Reduce Your Carbon Footprint: Changes You Can Make At Home Today
If you were to look up the term “carbon footprint calculator” in a search engine right now, you would be met with a slew of websites offering to help you quantify your carbon impact on the planet. And when you’ve finally finished the questionnaire, it can be hard not to feel overwhelmed by the numbers that you see.
What do you mean my household electricity accounts for 26,525 lbs of carbon per year?
What do you mean the car I drive to commute to work accounts for 9,075 lbs of carbon per week?
What do you mean the average waste emissions for an American household of 2 people is 1,383 lbs? And I produce HOW much?
That can’t be right!
So you use a different calculator, you know, for a second opinion. Except this other calculator includes carbon emissions produced by your consumption of goods and services, along with everything else. Then the unthinkable happens: you’re faced with an even larger number.
Cue the crippling eco-anxiety and regret for your carbon impact.
If this scenario sounds familiar to you, you’re not alone. A recent survey done by Yale University found that an all-time record of 70% of Americans are worried to some degree about climate change. That’s nearly three quarters of the third most populated country in the world!
It’s easy to judge yourself harshly for lifestyle practices that contribute to climate change, and feelings of guilt and shame for your impact go hand in hand with feelings of powerlessness. So what can you do to help ease this eco-anxiety?
Working toward reducing your carbon footprint and adopting more sustainable practices can often make a positive difference in your outlook, since living more in line with your personal values can help you cultivate your sense of self. Taking action, no matter how small, can also help reduce anxiety by making you feel like you’re contributing to the solution and not the problem.
The Environmental Protection Agency (EPA) has identified transportation, energy use, and waste disposal as some of the top contributors to a household’s emissions. You can start the process of reducing your carbon footprint by identifying which of these three categories you want to focus on first.

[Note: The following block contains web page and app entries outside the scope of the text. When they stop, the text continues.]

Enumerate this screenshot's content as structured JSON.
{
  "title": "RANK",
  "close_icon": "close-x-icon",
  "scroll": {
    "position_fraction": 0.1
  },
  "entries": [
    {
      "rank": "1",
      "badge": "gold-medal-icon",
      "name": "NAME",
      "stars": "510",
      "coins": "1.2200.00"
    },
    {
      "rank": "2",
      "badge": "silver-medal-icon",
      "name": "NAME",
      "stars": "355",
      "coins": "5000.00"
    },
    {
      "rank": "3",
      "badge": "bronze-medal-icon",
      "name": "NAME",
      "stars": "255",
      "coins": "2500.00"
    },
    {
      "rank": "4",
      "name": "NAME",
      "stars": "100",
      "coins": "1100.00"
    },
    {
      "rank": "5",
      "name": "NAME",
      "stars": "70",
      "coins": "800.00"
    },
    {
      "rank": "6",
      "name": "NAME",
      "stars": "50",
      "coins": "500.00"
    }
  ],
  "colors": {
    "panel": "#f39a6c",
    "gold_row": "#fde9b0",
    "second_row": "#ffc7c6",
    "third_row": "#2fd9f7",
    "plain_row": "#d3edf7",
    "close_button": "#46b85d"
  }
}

One of the most effective ways to begin thinking about how to reduce your carbon footprint is to reconsider how much, and how often, you travel. When you are able, try taking a train, bus or better yet, ride a bike. If you still need to drive a car to get around (since not everyone has access to a robust public transportation system), consider these tips for making your trip more eco friendly:
- Regularly service your car to keep it working efficiently
- Check your tires to make sure the tire pressure is not low
- Use cruise control on long drives
- Be gentle with the gas pedal
- Carpool as often as possible
Homes use large amounts of energy for heating, cooling, lighting, and many other functions. Making even small changes to these functions can make a big difference. Consider the following:
- Turn down the heat and water heater
- Turn off lights and unplug appliances when not in use
- Use a laptop vs a desktop computer
- Replace incandescent lights with LED lights
- Choose renewable energy when possible
According to the EPA, Americans generate about 258 million tons of trash a year, 169 million tons of which ends up in landfills and incinerators! The goal is to reduce the amount of solid waste that goes to the landfill, which in turn will reduce the amount of greenhouse gasses emitted from their decomposition. Here are some tips:
- Reduce your consumption of products
- Reuse or repair items before throwing them away
- Recycle any paper, plastic, aluminum or steel
- Lower your food waste by freezing leftovers and eating them
- Compost the food you are not able to consume
While you’re working on reducing your carbon impact, try your best not to get overwhelmed. As you start making changes, you’ll realize there are hundreds of things you can do to live a little more sustainably. The key is to pick your battles, and work out where you can get the most return on your effort. You can’t do it all, but you can do your best.
Find this article in the February 2022 issue of Green Living Magazine by clicking here!